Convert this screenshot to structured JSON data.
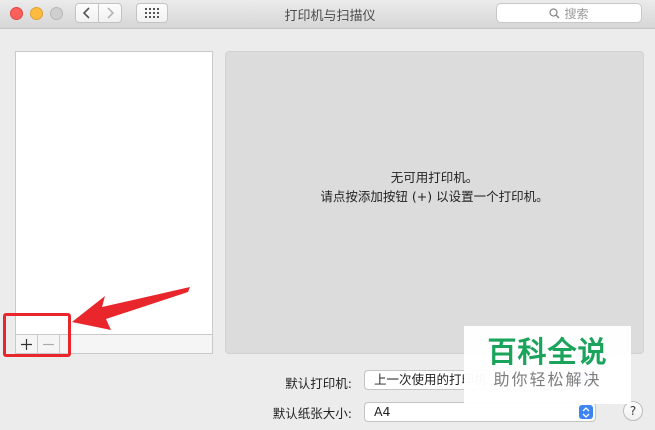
{
  "window": {
    "title": "打印机与扫描仪"
  },
  "search": {
    "placeholder": "搜索"
  },
  "printer_list": {
    "add_label": "+",
    "remove_label": "−"
  },
  "detail": {
    "empty_line1": "无可用打印机。",
    "empty_line2": "请点按添加按钮 (+) 以设置一个打印机。"
  },
  "form": {
    "default_printer_label": "默认打印机:",
    "default_printer_value": "上一次使用的打印机",
    "default_paper_label": "默认纸张大小:",
    "default_paper_value": "A4"
  },
  "help": {
    "label": "?"
  },
  "watermark": {
    "main": "百科全说",
    "sub": "助你轻松解决"
  },
  "colors": {
    "annotation": "#e8262c",
    "accent": "#3d84f5",
    "watermark": "#1aa35a"
  },
  "icons": [
    "close-icon",
    "minimize-icon",
    "zoom-icon",
    "chevron-left-icon",
    "chevron-right-icon",
    "grid-icon",
    "search-icon",
    "chevron-updown-icon",
    "arrow-annotation"
  ]
}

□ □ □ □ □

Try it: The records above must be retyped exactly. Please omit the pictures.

Solution:
Convert this screenshot to structured JSON data.
{
  "window": {
    "title": "打印机与扫描仪"
  },
  "search": {
    "placeholder": "搜索"
  },
  "printer_list": {
    "add_label": "+",
    "remove_label": "−"
  },
  "detail": {
    "empty_line1": "无可用打印机。",
    "empty_line2": "请点按添加按钮 (+) 以设置一个打印机。"
  },
  "form": {
    "default_printer_label": "默认打印机:",
    "default_printer_value": "上一次使用的打印机",
    "default_paper_label": "默认纸张大小:",
    "default_paper_value": "A4"
  },
  "help": {
    "label": "?"
  },
  "watermark": {
    "main": "百科全说",
    "sub": "助你轻松解决"
  },
  "colors": {
    "annotation": "#e8262c",
    "accent": "#3d84f5",
    "watermark": "#1aa35a"
  },
  "icons": [
    "close-icon",
    "minimize-icon",
    "zoom-icon",
    "chevron-left-icon",
    "chevron-right-icon",
    "grid-icon",
    "search-icon",
    "chevron-updown-icon",
    "arrow-annotation"
  ]
}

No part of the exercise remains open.